Sexual harassment takes place in nearly any type of workplace, including the entertainment industry, big tech, the military, law, or even your favorite local restaurant. But why is workplace sexual harassment so pervasive, and why does it happen? While harassers each have their own motivations, psychologists have weighed in on why this unlawful conduct might occur.
When women enter into a traditionally male-dominated industry or occupation, men working in the field might attempt to disempower or intimidate women with harassing conduct, or they might be trying to discourage women from pursuing further work in the field. Harassment can be a way for men to try to hold on to positions of power and ensure that women employees do not move up and overtake their positions.
Sometimes, harassing conduct aims to make women uncomfortable enough that they might leave the workplace. In other situations, protecting occupational territory results in so-called “power moves” that are significantly more serious. A male boss might threaten a woman’s job if she does not agree to sexual relations, which can tip the power scales in his favor. None of this conduct is acceptable to try to protect one’s position in the workplace.
Our society tends to promote women as sexualized objects in many ways, and some men bring these ideas and norms into the workplace. This is especially true if women and men employees have different standards for how they must dress or act at work. However, no matter how society presents women – or how women choose to present themselves – it is never a justification for unlawful sexual harassment at work.
Some male employees who rose to the top or made significant contributions to an organization might think they can get away with anything. They might have a sense of power and entitlement due to their success that leads them to violate the rights of women employees through sexual harassment. If a man feels indispensable to a company, he might have few boundaries regarding how he treats others in the workforce.
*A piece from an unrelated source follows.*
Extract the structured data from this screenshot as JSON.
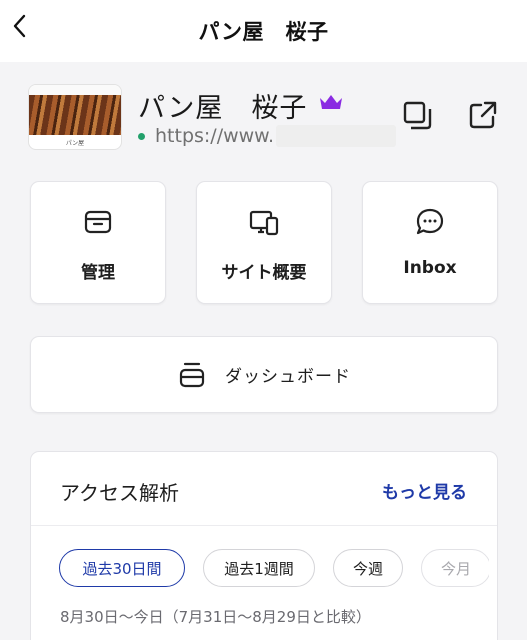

It is important to note here that sexual harassment does not always take place between a male harasser and a female victim. A woman who feels integral to a company might treat male employees in lesser positions wrongfully due to feelings of invincibility, as well.
In addition to male-female sexual harassment, this type of unlawful conduct can also happen based on an employee’s sexual orientation, gender identity, or gender nonconformity. Some others in the workplace might not feel familiar with those who are in the LGBTQ community, which might lead them to engage in offensive and harassing conduct. The law protects a diverse workforce, and employers should take steps to ensure such sex or gender-based harassment of others is not tolerated.
No matter what might lead to sexual harassment at work, victims have the right to be free from such conduct in employment. If you believe you are a victim, speak with a workplace sexual harassment lawyer as soon as possible.